(Website and app data records)
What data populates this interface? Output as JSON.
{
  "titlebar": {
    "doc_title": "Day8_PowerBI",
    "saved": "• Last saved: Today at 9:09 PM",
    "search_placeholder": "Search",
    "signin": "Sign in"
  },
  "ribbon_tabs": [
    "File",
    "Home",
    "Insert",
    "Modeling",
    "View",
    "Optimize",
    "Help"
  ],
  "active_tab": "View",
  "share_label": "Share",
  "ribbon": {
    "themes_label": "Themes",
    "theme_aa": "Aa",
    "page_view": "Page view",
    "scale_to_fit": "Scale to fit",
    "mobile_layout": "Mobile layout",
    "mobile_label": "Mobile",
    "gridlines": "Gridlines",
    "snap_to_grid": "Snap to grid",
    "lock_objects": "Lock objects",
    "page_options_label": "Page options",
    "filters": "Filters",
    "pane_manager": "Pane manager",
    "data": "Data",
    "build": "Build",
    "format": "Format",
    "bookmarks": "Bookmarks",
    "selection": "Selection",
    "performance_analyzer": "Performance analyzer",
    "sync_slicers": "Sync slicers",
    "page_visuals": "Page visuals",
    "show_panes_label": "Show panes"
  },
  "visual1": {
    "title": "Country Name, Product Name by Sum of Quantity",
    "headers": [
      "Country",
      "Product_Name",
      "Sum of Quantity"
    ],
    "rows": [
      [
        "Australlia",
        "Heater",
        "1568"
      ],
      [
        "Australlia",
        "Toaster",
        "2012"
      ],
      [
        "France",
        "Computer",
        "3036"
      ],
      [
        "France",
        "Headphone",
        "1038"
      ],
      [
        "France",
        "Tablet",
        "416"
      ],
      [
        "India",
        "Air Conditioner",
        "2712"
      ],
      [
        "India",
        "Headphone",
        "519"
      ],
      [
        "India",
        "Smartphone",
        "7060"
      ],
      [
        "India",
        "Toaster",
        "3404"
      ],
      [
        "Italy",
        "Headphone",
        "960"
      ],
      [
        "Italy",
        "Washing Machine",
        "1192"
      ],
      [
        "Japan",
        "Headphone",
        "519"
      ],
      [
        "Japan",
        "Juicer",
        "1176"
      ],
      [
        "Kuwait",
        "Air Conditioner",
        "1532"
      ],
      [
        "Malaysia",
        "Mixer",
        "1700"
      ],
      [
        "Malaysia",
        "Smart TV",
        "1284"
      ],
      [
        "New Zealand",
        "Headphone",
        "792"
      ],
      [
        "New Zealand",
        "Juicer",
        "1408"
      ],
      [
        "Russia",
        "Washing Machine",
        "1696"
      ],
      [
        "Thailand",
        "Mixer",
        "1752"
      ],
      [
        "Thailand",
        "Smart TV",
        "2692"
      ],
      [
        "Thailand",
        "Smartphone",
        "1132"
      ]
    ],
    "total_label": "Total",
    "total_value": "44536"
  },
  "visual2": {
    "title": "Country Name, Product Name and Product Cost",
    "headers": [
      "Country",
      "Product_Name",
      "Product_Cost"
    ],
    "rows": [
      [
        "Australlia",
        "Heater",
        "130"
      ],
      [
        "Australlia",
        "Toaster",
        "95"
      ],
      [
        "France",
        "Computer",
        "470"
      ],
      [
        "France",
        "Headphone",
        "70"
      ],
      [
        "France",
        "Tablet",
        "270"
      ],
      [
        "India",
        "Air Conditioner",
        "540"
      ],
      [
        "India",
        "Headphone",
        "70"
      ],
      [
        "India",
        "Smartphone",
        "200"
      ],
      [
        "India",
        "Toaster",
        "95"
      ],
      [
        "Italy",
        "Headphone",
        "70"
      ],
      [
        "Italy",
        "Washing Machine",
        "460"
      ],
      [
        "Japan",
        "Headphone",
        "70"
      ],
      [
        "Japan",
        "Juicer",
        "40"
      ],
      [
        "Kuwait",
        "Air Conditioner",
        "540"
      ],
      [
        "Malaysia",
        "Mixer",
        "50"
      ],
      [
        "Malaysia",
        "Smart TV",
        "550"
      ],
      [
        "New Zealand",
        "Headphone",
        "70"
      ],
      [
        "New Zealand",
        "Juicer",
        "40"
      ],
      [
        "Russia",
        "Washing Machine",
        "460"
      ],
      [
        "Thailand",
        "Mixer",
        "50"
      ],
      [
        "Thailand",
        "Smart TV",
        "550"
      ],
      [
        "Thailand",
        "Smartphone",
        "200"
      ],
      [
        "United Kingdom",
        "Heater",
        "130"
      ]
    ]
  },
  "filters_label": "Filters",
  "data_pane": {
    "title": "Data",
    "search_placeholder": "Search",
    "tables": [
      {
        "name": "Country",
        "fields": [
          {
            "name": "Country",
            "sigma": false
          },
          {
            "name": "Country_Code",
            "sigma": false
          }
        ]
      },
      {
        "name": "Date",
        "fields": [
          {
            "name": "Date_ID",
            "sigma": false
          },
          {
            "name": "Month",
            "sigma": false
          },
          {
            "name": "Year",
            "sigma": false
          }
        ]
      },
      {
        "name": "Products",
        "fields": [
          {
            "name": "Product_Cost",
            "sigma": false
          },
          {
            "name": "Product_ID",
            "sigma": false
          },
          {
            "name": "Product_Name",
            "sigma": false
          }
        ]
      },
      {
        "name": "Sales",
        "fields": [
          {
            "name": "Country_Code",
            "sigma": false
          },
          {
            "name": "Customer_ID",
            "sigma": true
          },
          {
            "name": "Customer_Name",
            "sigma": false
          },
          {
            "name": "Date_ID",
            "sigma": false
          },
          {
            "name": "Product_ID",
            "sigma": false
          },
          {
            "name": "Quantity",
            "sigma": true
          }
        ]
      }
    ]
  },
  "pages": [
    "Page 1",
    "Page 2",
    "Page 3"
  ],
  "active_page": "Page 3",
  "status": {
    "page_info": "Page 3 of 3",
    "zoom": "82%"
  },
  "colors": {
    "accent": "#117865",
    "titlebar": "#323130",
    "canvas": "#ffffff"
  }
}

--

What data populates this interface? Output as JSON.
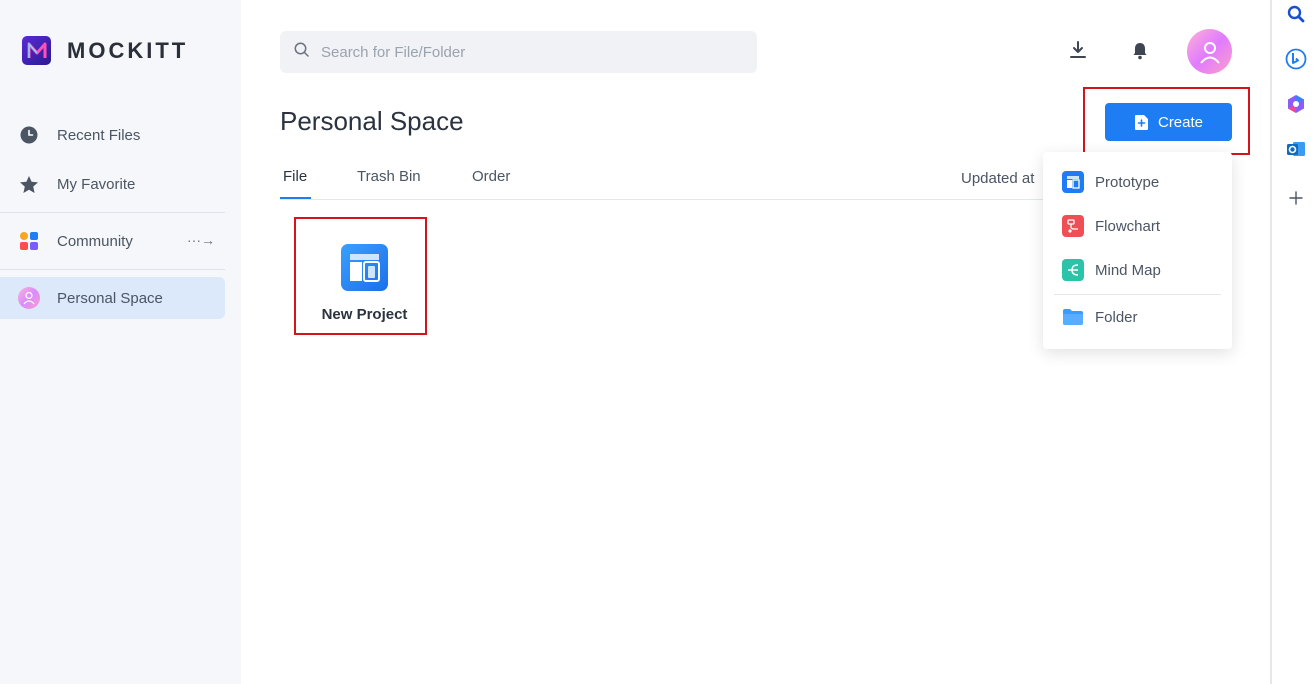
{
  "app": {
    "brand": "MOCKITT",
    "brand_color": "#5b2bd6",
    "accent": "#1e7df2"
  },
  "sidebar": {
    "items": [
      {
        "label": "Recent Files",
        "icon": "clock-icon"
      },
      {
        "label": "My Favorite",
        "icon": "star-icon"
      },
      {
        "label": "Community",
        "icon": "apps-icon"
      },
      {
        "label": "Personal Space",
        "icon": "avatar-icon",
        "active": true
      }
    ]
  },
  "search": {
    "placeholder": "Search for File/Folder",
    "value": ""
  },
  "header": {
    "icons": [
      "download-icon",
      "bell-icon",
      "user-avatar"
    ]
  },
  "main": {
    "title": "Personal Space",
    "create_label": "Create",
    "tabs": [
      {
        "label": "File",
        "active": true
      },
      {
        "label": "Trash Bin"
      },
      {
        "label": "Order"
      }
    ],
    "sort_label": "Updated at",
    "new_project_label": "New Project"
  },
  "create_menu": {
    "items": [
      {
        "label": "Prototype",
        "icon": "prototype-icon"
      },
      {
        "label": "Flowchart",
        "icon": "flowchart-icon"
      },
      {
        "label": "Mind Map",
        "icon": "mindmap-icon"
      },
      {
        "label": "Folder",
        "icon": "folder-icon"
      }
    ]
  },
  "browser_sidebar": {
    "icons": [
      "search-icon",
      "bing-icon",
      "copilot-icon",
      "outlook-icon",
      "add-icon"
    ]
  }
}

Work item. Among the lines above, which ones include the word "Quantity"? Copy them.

Answer for the task.
    "title": "Country Name, Product Name by Sum of Quantity",
      "Sum of Quantity"
            "name": "Quantity",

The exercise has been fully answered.